Documents filed by the Medical Services Commission (MSC) in B.C. Supreme Court claim Harrison Healthcare’s bundled client program fees constitute extra billing in contravention of section 17 of the Act.
According to Harrison Healthcare’s website, its “Premier” program for adults cost $5,500 to join in the first year, dropping to $4,500 per year after. The “Foundations” program for teens and young adults costs $1,600 per year, while the “Harrison Kids” program charges $675 per year per child, assuming the individuals are associated with a Premier client.
The website states: “Fees for programs are strictly for the uninsured components of care.”
But the petition cites other claims made by the company, including “…expert physician care with specialized health professionals…”; “…complete health service…”; “…unlimited appointments with your Harrison team which includes your personal physician and/or nurse practitioner…” ; “…and rapid access to specialists…”
It says a review conducted by the commission determined that a “reasonable person” would believe that patients paying for the programs were obtaining “preferential or priority access to MSP insured services, including access to a family physician.”
In an email, Harrison Healthcare founder and chairman Don Copeman called news of the injunction application “very unexpected.” He said the company’s model of care was extensively audited by the MSC and found to be compliant.
“We are completely confident that we are complying with all aspects of health legislation in B.C. and welcome the opportunity to clear up any misunderstandings,” said Copeman.
The injunction application against Harrison Healthcare is similar to one filed two months ago against Telus Health’s fee-based program called LifePlus, which also claimed to be for uninsured medical services only, like dietitians and kinesiologists.
In a statement, Minister of Health Adrian Dix said access to necessary medical care should not be based on someone’s ability to pay.
“That is why we introduced provisions to the act in 2018 that included new protections for patients to prevent extra billing, clarified rules around extra billing for medical practitioners and established consequences for those who break the rules,” said Dix.
“We will allow the legal process to proceed as it should.

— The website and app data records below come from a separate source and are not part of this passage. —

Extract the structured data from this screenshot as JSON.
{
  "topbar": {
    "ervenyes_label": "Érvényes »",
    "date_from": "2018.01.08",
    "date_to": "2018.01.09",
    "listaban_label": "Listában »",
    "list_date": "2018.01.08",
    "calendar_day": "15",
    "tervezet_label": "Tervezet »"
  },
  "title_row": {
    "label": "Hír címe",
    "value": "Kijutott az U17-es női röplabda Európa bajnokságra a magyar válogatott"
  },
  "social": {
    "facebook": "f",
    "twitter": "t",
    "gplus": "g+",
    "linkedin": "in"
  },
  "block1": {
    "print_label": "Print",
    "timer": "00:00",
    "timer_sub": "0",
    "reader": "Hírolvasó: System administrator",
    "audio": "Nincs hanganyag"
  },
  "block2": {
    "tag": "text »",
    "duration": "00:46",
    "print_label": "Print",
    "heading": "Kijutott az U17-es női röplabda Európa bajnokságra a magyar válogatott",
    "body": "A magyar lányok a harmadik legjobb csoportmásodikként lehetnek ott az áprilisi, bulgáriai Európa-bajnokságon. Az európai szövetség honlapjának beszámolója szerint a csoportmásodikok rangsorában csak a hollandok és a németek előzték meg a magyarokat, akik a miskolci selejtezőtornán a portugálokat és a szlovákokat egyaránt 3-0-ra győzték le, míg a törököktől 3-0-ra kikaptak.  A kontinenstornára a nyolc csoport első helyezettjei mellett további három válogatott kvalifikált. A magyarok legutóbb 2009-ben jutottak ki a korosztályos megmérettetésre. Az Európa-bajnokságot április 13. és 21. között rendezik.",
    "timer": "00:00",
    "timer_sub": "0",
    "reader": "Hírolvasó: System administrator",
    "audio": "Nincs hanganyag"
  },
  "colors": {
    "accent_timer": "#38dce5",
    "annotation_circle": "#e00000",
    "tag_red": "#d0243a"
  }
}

In the meantime, this government will continue to strongly defend our public health-care system.”
According to the petition, Harrison Healthcare promises doctors applying for employment a patient roster size of less than 400. A typical family physician in British Columbia has a roster of approximately 1,250 patients.
It’s estimated close to a million British Columbians do not have a family doctor. On Feb. 1, the province rolled out a new payment model for family doctors aimed at retaining and increasing the number of physicians in family practice.
Harrison Healthcare operates offices in Vancouver and Calgary, with eight more locations scheduled to open in the next three years, according to its website.